§ **What is needed**:
Only the number is needed: how many lines of the records include "title"?

§ **Records for the exercise**:
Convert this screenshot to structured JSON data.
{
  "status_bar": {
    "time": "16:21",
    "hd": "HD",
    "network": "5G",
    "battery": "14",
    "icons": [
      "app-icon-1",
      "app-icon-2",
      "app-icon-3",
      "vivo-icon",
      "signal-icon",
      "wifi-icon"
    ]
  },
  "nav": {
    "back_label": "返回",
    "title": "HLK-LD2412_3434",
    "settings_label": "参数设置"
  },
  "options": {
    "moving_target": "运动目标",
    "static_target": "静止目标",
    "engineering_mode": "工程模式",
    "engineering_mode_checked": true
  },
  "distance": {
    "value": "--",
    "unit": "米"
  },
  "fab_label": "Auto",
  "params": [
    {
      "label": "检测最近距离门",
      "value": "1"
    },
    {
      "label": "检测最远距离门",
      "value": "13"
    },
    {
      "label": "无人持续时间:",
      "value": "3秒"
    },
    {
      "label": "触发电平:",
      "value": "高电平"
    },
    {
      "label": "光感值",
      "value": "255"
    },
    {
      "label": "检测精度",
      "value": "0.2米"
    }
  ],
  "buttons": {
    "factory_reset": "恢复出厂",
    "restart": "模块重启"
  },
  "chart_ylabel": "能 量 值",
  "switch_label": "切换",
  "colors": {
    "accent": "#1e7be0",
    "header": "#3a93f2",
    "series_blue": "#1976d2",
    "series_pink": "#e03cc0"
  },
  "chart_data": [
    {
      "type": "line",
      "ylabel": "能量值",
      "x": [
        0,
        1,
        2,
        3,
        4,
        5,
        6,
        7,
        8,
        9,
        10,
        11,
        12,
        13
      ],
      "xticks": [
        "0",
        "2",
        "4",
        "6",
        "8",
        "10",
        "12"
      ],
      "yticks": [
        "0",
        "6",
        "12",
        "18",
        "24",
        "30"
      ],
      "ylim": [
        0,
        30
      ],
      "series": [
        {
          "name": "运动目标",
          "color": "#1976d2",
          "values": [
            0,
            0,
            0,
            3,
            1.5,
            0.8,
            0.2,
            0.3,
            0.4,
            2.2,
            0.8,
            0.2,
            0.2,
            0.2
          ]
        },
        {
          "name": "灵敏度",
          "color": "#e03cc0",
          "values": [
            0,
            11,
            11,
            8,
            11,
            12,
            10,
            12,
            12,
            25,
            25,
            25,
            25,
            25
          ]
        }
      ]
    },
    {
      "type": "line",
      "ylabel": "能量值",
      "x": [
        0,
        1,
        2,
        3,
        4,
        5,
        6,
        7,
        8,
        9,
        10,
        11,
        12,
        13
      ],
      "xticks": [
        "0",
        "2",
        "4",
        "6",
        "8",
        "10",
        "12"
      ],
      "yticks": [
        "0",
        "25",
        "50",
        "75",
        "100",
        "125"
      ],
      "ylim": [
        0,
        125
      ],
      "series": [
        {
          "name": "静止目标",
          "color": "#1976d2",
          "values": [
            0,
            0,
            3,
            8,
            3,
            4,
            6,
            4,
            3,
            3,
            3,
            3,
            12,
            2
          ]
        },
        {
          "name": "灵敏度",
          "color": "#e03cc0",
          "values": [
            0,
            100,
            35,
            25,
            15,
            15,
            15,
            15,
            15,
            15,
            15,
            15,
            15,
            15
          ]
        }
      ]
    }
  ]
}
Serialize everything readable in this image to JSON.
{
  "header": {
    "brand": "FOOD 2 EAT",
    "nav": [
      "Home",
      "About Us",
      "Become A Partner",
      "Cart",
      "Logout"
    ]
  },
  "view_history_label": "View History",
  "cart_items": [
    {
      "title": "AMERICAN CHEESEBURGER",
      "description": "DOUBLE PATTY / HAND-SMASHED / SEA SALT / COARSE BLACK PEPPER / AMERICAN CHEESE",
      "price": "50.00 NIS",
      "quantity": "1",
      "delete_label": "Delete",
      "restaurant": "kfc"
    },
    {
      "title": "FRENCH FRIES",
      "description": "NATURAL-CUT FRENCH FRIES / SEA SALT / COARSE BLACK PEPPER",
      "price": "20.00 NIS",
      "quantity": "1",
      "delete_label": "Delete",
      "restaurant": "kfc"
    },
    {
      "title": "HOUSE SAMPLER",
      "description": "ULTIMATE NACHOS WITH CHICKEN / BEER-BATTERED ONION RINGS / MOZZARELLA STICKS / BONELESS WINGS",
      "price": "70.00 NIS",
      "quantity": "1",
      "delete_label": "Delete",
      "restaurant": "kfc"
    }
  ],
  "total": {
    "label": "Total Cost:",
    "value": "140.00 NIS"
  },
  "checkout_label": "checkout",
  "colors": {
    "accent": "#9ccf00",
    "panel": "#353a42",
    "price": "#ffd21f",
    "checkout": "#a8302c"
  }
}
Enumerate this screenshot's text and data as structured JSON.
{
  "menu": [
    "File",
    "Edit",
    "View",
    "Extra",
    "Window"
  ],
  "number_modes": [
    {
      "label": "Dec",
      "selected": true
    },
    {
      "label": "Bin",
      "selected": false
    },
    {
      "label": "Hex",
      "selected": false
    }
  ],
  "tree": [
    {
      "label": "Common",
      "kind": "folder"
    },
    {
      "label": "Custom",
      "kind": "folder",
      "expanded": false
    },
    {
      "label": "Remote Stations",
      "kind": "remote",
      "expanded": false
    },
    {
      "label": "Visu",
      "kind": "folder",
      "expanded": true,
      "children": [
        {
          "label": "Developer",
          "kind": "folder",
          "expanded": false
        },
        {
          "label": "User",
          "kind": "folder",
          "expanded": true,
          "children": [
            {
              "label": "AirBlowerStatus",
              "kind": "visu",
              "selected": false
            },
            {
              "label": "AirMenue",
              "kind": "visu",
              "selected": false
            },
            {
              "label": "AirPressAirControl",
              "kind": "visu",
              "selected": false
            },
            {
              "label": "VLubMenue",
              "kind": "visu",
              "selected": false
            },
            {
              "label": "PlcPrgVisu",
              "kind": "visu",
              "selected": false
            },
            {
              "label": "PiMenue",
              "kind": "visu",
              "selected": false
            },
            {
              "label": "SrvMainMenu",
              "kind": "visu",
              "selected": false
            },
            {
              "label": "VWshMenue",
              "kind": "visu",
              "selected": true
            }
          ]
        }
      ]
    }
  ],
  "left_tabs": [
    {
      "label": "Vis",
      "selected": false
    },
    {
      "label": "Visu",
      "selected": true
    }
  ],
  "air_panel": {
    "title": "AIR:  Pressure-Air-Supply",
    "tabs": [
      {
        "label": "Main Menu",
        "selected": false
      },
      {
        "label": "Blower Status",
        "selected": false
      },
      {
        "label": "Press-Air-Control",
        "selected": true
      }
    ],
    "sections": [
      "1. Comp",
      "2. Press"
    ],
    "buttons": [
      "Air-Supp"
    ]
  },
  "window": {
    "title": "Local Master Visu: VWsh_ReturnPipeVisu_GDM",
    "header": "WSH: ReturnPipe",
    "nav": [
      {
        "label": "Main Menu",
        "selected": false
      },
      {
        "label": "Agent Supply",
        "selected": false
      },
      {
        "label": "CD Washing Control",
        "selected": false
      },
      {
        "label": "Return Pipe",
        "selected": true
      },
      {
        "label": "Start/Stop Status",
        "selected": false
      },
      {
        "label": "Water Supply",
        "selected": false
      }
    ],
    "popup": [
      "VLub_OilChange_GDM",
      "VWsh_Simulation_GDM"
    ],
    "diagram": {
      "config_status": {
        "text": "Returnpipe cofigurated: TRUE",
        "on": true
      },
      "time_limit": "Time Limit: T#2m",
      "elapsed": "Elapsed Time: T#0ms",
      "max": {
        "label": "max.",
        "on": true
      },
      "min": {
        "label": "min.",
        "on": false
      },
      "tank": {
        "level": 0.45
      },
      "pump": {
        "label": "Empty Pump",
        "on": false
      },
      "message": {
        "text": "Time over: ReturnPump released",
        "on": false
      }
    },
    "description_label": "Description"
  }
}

§ **Answer section**:
6